## [YOUR TASK]
Every record here must be copied exactly, except for the images it holds.
━━ EXERCISE DATA ━━
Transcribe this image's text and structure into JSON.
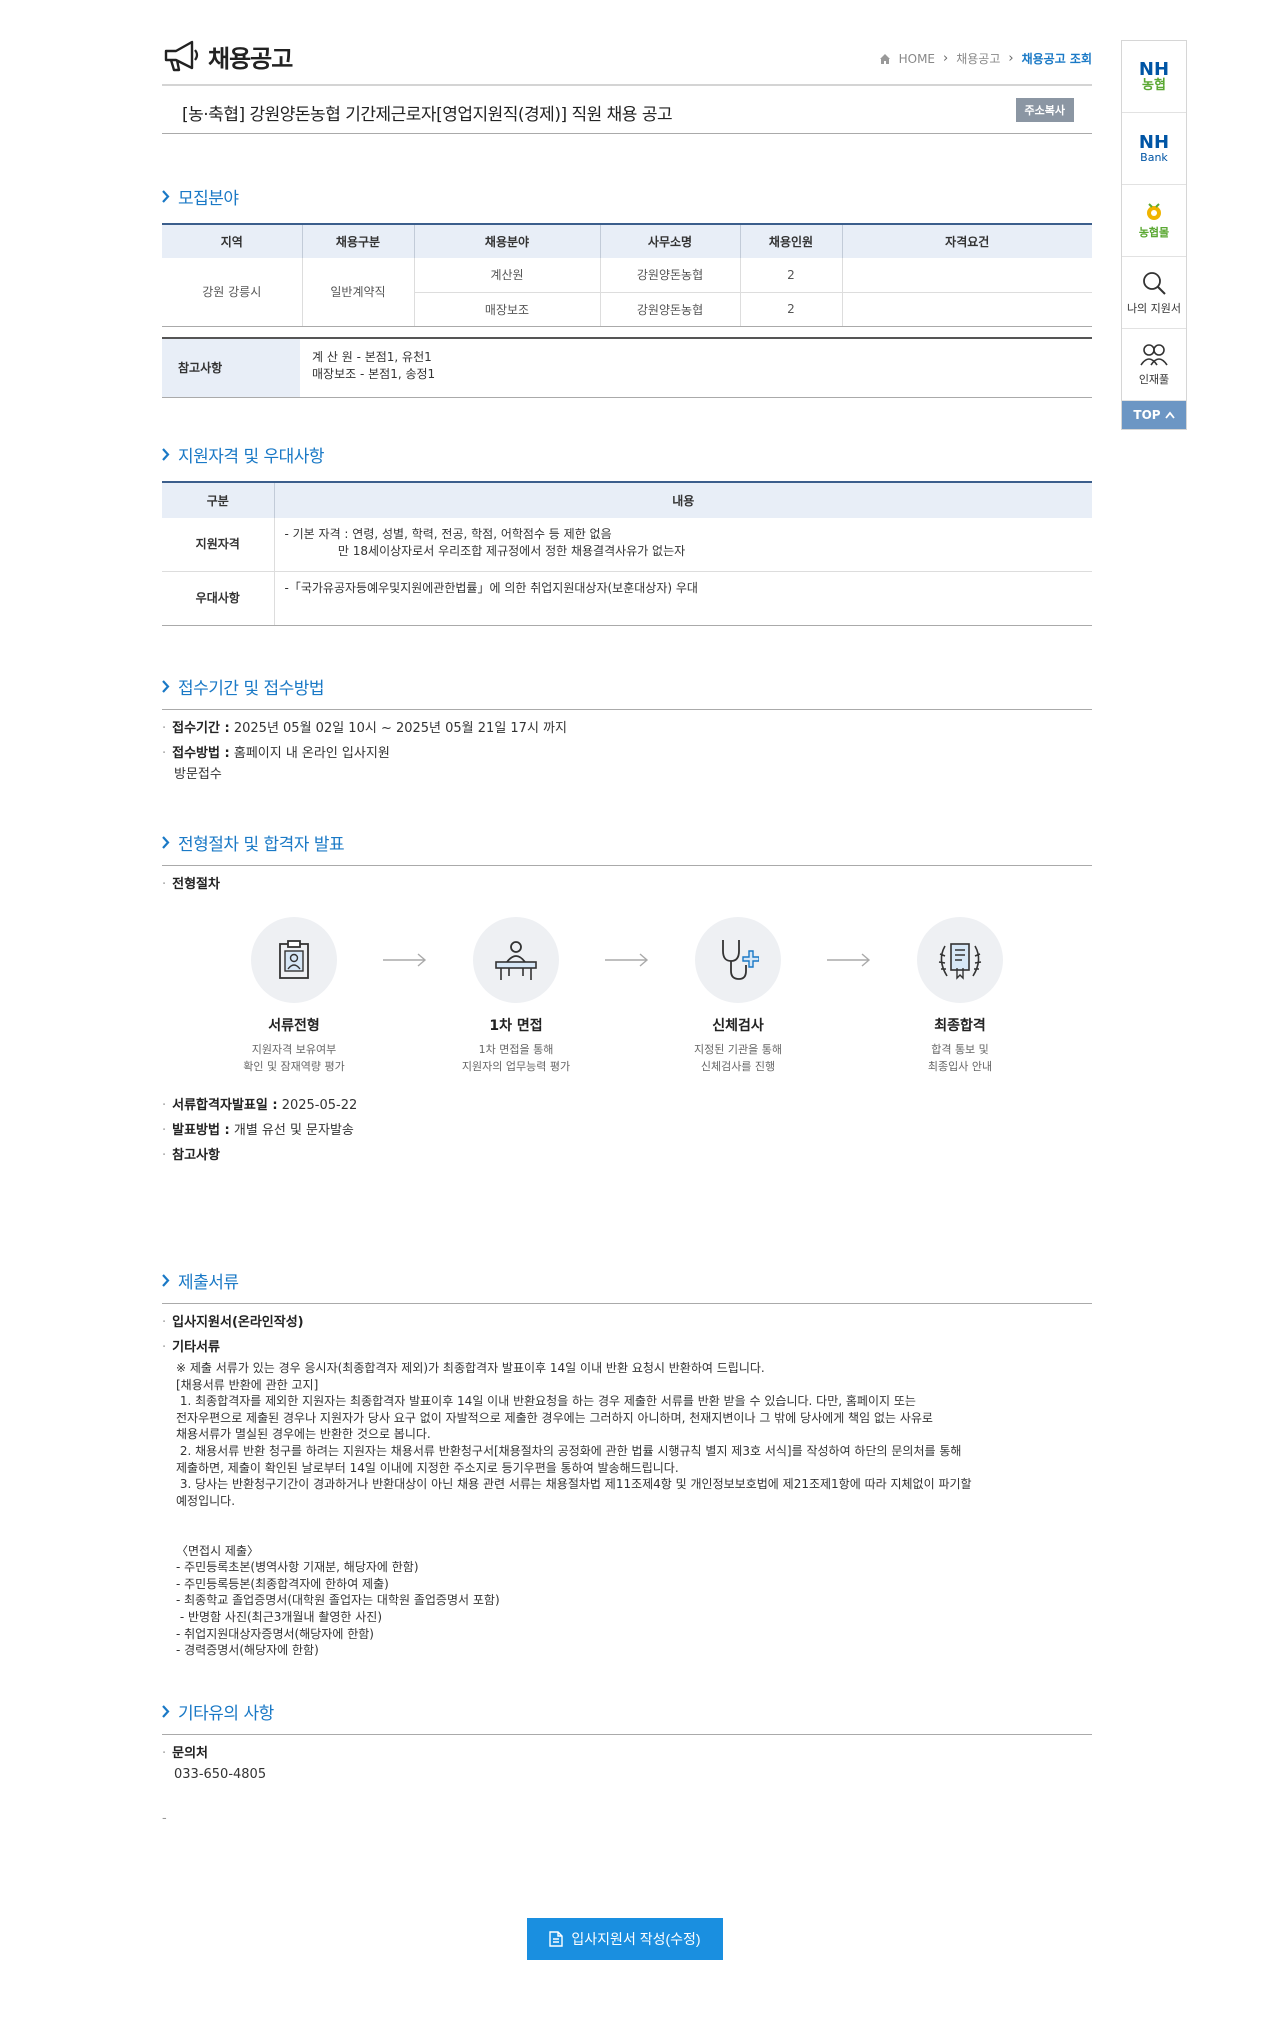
{
  "header": {
    "title": "채용공고",
    "breadcrumb": [
      "HOME",
      "채용공고",
      "채용공고 조회"
    ]
  },
  "post": {
    "title": "[농·축협] 강원양돈농협 기간제근로자[영업지원직(경제)] 직원 채용 공고",
    "copy_label": "주소복사"
  },
  "recruit": {
    "heading": "모집분야",
    "columns": [
      "지역",
      "채용구분",
      "채용분야",
      "사무소명",
      "채용인원",
      "자격요건"
    ],
    "region": "강원 강릉시",
    "type": "일반계약직",
    "rows": [
      {
        "field": "계산원",
        "office": "강원양돈농협",
        "count": "2",
        "req": ""
      },
      {
        "field": "매장보조",
        "office": "강원양돈농협",
        "count": "2",
        "req": ""
      }
    ],
    "note_label": "참고사항",
    "note_lines": [
      "계 산 원 - 본점1, 유천1",
      "매장보조 - 본점1, 송정1"
    ]
  },
  "qualification": {
    "heading": "지원자격 및 우대사항",
    "col_type": "구분",
    "col_content": "내용",
    "rows": [
      {
        "label": "지원자격",
        "lines": [
          "- 기본 자격 : 연령, 성별, 학력, 전공, 학점, 어학점수 등 제한 없음",
          "              만 18세이상자로서 우리조합 제규정에서 정한 채용결격사유가 없는자"
        ]
      },
      {
        "label": "우대사항",
        "lines": [
          "-「국가유공자등예우및지원에관한법률」에 의한 취업지원대상자(보훈대상자) 우대"
        ]
      }
    ]
  },
  "period": {
    "heading": "접수기간 및 접수방법",
    "period_label": "접수기간 :",
    "period_value": "2025년 05월 02일 10시 ~ 2025년 05월 21일 17시 까지",
    "method_label": "접수방법 :",
    "method_value": "홈페이지 내 온라인 입사지원",
    "method_value2": "방문접수"
  },
  "process": {
    "heading": "전형절차 및 합격자 발표",
    "sub_label": "전형절차",
    "steps": [
      {
        "name": "서류전형",
        "desc1": "지원자격 보유여부",
        "desc2": "확인 및 잠재역량 평가"
      },
      {
        "name": "1차 면접",
        "desc1": "1차 면접을 통해",
        "desc2": "지원자의 업무능력 평가"
      },
      {
        "name": "신체검사",
        "desc1": "지정된 기관을 통해",
        "desc2": "신체검사를 진행"
      },
      {
        "name": "최종합격",
        "desc1": "합격 통보 및",
        "desc2": "최종입사 안내"
      }
    ],
    "announce_label": "서류합격자발표일 :",
    "announce_value": "2025-05-22",
    "announce_method_label": "발표방법 :",
    "announce_method_value": "개별 유선 및 문자발송",
    "note_label": "참고사항"
  },
  "documents": {
    "heading": "제출서류",
    "item1": "입사지원서(온라인작성)",
    "item2": "기타서류",
    "text": "※ 제출 서류가 있는 경우 응시자(최종합격자 제외)가 최종합격자 발표이후 14일 이내 반환 요청시 반환하여 드립니다.\n[채용서류 반환에 관한 고지]\n 1. 최종합격자를 제외한 지원자는 최종합격자 발표이후 14일 이내 반환요청을 하는 경우 제출한 서류를 반환 받을 수 있습니다. 다만, 홈페이지 또는\n전자우편으로 제출된 경우나 지원자가 당사 요구 없이 자발적으로 제출한 경우에는 그러하지 아니하며, 천재지변이나 그 밖에 당사에게 책임 없는 사유로\n채용서류가 멸실된 경우에는 반환한 것으로 봅니다.\n 2. 채용서류 반환 청구를 하려는 지원자는 채용서류 반환청구서[채용절차의 공정화에 관한 법률 시행규칙 별지 제3호 서식]를 작성하여 하단의 문의처를 통해\n제출하면, 제출이 확인된 날로부터 14일 이내에 지정한 주소지로 등기우편을 통하여 발송해드립니다.\n 3. 당사는 반환청구기간이 경과하거나 반환대상이 아닌 채용 관련 서류는 채용절차법 제11조제4항 및 개인정보보호법에 제21조제1항에 따라 지체없이 파기할\n예정입니다.\n\n\n〈면접시 제출〉\n- 주민등록초본(병역사항 기재분, 해당자에 한함)\n- 주민등록등본(최종합격자에 한하여 제출)\n- 최종학교 졸업증명서(대학원 졸업자는 대학원 졸업증명서 포함)\n - 반명함 사진(최근3개월내 촬영한 사진)\n- 취업지원대상자증명서(해당자에 한함)\n- 경력증명서(해당자에 한함)"
  },
  "etc": {
    "heading": "기타유의 사항",
    "contact_label": "문의처",
    "contact_value": "033-650-4805",
    "trailing": "-"
  },
  "submit_label": "입사지원서 작성(수정)",
  "quick_menu": {
    "nh_line1": "NH",
    "nh_line2": "농협",
    "bank_line1": "NH",
    "bank_line2": "Bank",
    "mall": "농협몰",
    "my_apply": "나의 지원서",
    "talent": "인재풀",
    "top": "TOP"
  },
  "colors": {
    "accent": "#1a79c6",
    "button": "#1a8fe0",
    "nh_blue": "#0055a5",
    "nh_green": "#5aa832"
  }
}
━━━
## [FINISHED EXERCISE]
Transcribe this image's text and structure into JSON.
{
  "header": {
    "title": "채용공고",
    "breadcrumb": [
      "HOME",
      "채용공고",
      "채용공고 조회"
    ]
  },
  "post": {
    "title": "[농·축협] 강원양돈농협 기간제근로자[영업지원직(경제)] 직원 채용 공고",
    "copy_label": "주소복사"
  },
  "recruit": {
    "heading": "모집분야",
    "columns": [
      "지역",
      "채용구분",
      "채용분야",
      "사무소명",
      "채용인원",
      "자격요건"
    ],
    "region": "강원 강릉시",
    "type": "일반계약직",
    "rows": [
      {
        "field": "계산원",
        "office": "강원양돈농협",
        "count": "2",
        "req": ""
      },
      {
        "field": "매장보조",
        "office": "강원양돈농협",
        "count": "2",
        "req": ""
      }
    ],
    "note_label": "참고사항",
    "note_lines": [
      "계 산 원 - 본점1, 유천1",
      "매장보조 - 본점1, 송정1"
    ]
  },
  "qualification": {
    "heading": "지원자격 및 우대사항",
    "col_type": "구분",
    "col_content": "내용",
    "rows": [
      {
        "label": "지원자격",
        "lines": [
          "- 기본 자격 : 연령, 성별, 학력, 전공, 학점, 어학점수 등 제한 없음",
          "              만 18세이상자로서 우리조합 제규정에서 정한 채용결격사유가 없는자"
        ]
      },
      {
        "label": "우대사항",
        "lines": [
          "-「국가유공자등예우및지원에관한법률」에 의한 취업지원대상자(보훈대상자) 우대"
        ]
      }
    ]
  },
  "period": {
    "heading": "접수기간 및 접수방법",
    "period_label": "접수기간 :",
    "period_value": "2025년 05월 02일 10시 ~ 2025년 05월 21일 17시 까지",
    "method_label": "접수방법 :",
    "method_value": "홈페이지 내 온라인 입사지원",
    "method_value2": "방문접수"
  },
  "process": {
    "heading": "전형절차 및 합격자 발표",
    "sub_label": "전형절차",
    "steps": [
      {
        "name": "서류전형",
        "desc1": "지원자격 보유여부",
        "desc2": "확인 및 잠재역량 평가"
      },
      {
        "name": "1차 면접",
        "desc1": "1차 면접을 통해",
        "desc2": "지원자의 업무능력 평가"
      },
      {
        "name": "신체검사",
        "desc1": "지정된 기관을 통해",
        "desc2": "신체검사를 진행"
      },
      {
        "name": "최종합격",
        "desc1": "합격 통보 및",
        "desc2": "최종입사 안내"
      }
    ],
    "announce_label": "서류합격자발표일 :",
    "announce_value": "2025-05-22",
    "announce_method_label": "발표방법 :",
    "announce_method_value": "개별 유선 및 문자발송",
    "note_label": "참고사항"
  },
  "documents": {
    "heading": "제출서류",
    "item1": "입사지원서(온라인작성)",
    "item2": "기타서류",
    "text": "※ 제출 서류가 있는 경우 응시자(최종합격자 제외)가 최종합격자 발표이후 14일 이내 반환 요청시 반환하여 드립니다.\n[채용서류 반환에 관한 고지]\n 1. 최종합격자를 제외한 지원자는 최종합격자 발표이후 14일 이내 반환요청을 하는 경우 제출한 서류를 반환 받을 수 있습니다. 다만, 홈페이지 또는\n전자우편으로 제출된 경우나 지원자가 당사 요구 없이 자발적으로 제출한 경우에는 그러하지 아니하며, 천재지변이나 그 밖에 당사에게 책임 없는 사유로\n채용서류가 멸실된 경우에는 반환한 것으로 봅니다.\n 2. 채용서류 반환 청구를 하려는 지원자는 채용서류 반환청구서[채용절차의 공정화에 관한 법률 시행규칙 별지 제3호 서식]를 작성하여 하단의 문의처를 통해\n제출하면, 제출이 확인된 날로부터 14일 이내에 지정한 주소지로 등기우편을 통하여 발송해드립니다.\n 3. 당사는 반환청구기간이 경과하거나 반환대상이 아닌 채용 관련 서류는 채용절차법 제11조제4항 및 개인정보보호법에 제21조제1항에 따라 지체없이 파기할\n예정입니다.\n\n\n〈면접시 제출〉\n- 주민등록초본(병역사항 기재분, 해당자에 한함)\n- 주민등록등본(최종합격자에 한하여 제출)\n- 최종학교 졸업증명서(대학원 졸업자는 대학원 졸업증명서 포함)\n - 반명함 사진(최근3개월내 촬영한 사진)\n- 취업지원대상자증명서(해당자에 한함)\n- 경력증명서(해당자에 한함)"
  },
  "etc": {
    "heading": "기타유의 사항",
    "contact_label": "문의처",
    "contact_value": "033-650-4805",
    "trailing": "-"
  },
  "submit_label": "입사지원서 작성(수정)",
  "quick_menu": {
    "nh_line1": "NH",
    "nh_line2": "농협",
    "bank_line1": "NH",
    "bank_line2": "Bank",
    "mall": "농협몰",
    "my_apply": "나의 지원서",
    "talent": "인재풀",
    "top": "TOP"
  },
  "colors": {
    "accent": "#1a79c6",
    "button": "#1a8fe0",
    "nh_blue": "#0055a5",
    "nh_green": "#5aa832"
  }
}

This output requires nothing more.